New York is an international center for design. World-famous architects and designers have learned here, lived here, and worked here. And New York shows off the immense talent in the city and elsewhere with some of the world’s greatest design museums. Here is a small sample of some of the best places to see the latest and greatest works, as well as where to dig when you’re looking for inspiration from the past.
Once you settle in to the rustic vibe of this pre-war Flatiron co-op at 41 East 19th Street, you might feel like you’ve been living there for years. The artful lived-in look is only part of the package; a 270-square-foot terrace adds the possibility of lavish entertaining, and a living room with a greenhouse roof keeps things sunny in all seasons of the year.
An intensive re-design of this massive, lofty condo at 10 East 22nd Street, in Flatiron, left the 4,000-square-foot interior with tons of customized details. Asking $8.8 million, the duplex apartment boasts a grand living room with 17-foot-tall wood beam ceilings, a customized kitchen, crazy closet space, and a dramatic floating staircase. Best yet, a “terrace oasis” off the main floor comes with views of the Flatiron Building.
The Flatiron District is known for its big, basic loft apartments, often creatively customized by residents, and this duplex co-op at 131 Fifth Avenue is no exception. Currently on the market for $1.75 million, the art-friendly home has understated bragging points like 15-foot ceilings and 10-foot windows overlooking 5th Avenue, as well as a full suite of interior design tools for creative living.

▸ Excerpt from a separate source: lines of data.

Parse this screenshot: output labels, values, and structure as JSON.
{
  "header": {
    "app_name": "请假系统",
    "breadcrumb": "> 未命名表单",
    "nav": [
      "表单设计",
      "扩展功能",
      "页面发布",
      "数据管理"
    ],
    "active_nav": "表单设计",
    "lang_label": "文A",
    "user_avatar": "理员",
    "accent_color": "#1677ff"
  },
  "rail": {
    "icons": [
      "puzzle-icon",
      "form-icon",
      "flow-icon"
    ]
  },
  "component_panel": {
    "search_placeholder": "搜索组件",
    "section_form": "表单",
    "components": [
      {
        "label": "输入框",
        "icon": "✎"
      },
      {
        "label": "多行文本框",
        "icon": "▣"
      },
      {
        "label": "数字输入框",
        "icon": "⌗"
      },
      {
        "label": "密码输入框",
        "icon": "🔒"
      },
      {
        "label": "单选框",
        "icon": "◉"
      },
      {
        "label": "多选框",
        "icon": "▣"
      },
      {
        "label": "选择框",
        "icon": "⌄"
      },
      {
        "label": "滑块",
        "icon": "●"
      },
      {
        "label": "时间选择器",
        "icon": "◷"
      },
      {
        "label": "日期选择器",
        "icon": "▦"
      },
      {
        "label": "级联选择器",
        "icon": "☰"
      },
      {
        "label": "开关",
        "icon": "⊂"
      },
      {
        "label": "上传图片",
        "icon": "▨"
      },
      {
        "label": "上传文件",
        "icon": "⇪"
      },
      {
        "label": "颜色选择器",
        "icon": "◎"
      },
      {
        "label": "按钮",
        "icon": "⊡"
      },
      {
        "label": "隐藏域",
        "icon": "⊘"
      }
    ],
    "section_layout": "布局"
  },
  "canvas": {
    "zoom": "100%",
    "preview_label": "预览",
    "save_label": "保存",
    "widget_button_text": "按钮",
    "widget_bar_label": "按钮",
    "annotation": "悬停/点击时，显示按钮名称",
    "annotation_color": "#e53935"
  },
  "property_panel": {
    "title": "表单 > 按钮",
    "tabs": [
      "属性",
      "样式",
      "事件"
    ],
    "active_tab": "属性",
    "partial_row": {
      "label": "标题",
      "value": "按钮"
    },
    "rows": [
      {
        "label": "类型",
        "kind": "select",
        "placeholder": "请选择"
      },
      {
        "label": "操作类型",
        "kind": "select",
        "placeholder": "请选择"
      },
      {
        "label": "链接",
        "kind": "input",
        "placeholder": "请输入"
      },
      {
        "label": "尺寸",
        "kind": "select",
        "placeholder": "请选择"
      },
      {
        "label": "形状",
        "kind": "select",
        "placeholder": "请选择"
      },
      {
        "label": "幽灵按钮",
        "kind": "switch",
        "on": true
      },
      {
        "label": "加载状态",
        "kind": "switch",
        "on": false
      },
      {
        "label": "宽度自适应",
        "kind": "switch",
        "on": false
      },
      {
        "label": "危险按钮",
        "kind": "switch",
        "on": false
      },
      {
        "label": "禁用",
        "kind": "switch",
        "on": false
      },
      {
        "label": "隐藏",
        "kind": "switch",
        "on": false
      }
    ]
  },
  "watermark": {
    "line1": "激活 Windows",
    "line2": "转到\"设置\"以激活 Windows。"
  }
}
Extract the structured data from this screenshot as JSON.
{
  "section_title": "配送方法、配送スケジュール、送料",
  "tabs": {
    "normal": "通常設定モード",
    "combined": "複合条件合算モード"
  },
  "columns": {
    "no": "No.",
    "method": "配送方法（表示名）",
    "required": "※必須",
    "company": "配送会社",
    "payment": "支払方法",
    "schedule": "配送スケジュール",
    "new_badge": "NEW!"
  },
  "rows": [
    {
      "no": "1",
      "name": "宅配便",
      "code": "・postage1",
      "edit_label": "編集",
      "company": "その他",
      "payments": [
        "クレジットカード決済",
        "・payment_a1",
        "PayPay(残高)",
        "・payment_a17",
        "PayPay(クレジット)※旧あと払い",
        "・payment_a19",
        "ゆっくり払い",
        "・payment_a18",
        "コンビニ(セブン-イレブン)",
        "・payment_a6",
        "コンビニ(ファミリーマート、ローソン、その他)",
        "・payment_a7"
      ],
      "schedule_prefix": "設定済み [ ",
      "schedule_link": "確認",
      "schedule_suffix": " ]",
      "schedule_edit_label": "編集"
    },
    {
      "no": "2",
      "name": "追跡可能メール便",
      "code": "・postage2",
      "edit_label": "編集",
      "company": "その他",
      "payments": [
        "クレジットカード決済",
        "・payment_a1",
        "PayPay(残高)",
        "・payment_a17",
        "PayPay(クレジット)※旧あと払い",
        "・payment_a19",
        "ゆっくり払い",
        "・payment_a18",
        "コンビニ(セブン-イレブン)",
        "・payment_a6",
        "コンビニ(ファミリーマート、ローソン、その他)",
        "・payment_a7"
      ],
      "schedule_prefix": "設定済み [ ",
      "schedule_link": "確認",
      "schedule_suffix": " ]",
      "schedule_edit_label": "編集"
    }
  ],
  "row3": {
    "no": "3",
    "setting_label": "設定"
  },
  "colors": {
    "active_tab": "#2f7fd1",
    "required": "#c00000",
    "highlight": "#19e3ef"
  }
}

This Gramercy/Flatiron pad at 333 Park Avenue South, available for rent furnished or unfurnished for $14,000 per month, has all your classic loft details such as rustic beamed ceilings, wooden columns, and massive industrial windows. But it’s also been reconfigured into a multifunctional, multi-level home that has plenty of separate zones for photo studio work, office space, entertaining, living, and any other use you could think of. Add in the slew of custom built-ins, chic decor, and artsy wall treatments, and that five-digit price tag seems a lot more reasonable.
Since being released last month, Marvel’s “Doctor Strange” has grossed over $635 million worldwide, centering on the alternate dimension of an egotistical surgeon turned wizard, played by Benedict Cumberbatch. A few key scenes are filmed in Dr. Stephen Strange’s spectacular Flatiron loft; the fictional abode would lie just west of Broadway and directly south of the Flatiron Building on 23rd Street. Coincidentally, a palatial and similarly-situated residence has just been released at Gale International‘s boutique condominium development 21W20. The full-floor unit, known as Penthouse One, boasts 4,841 square feet of interior space and 541 square feet of outdoor terraces and is just one of two remaining homes at the 13-unit project comprised of four penthouses designed by Beyer Blinder Belle.
Even with a dizzying ask of $12.8 million, you know you’re headed for off-the-charts territory when a 4,200-square-foot, three+ bedroom apartment starts with a sunken foyer that opens into an 800-square-foot sunken living room. And if you’re thinking that’s bigger than lots of people’s entire apartment, consider the fact that there are many rooms like it in this full-floor home in the Photo Arts Building at 5 East 16th Street. And you haven’t even seen the atrium wall yet.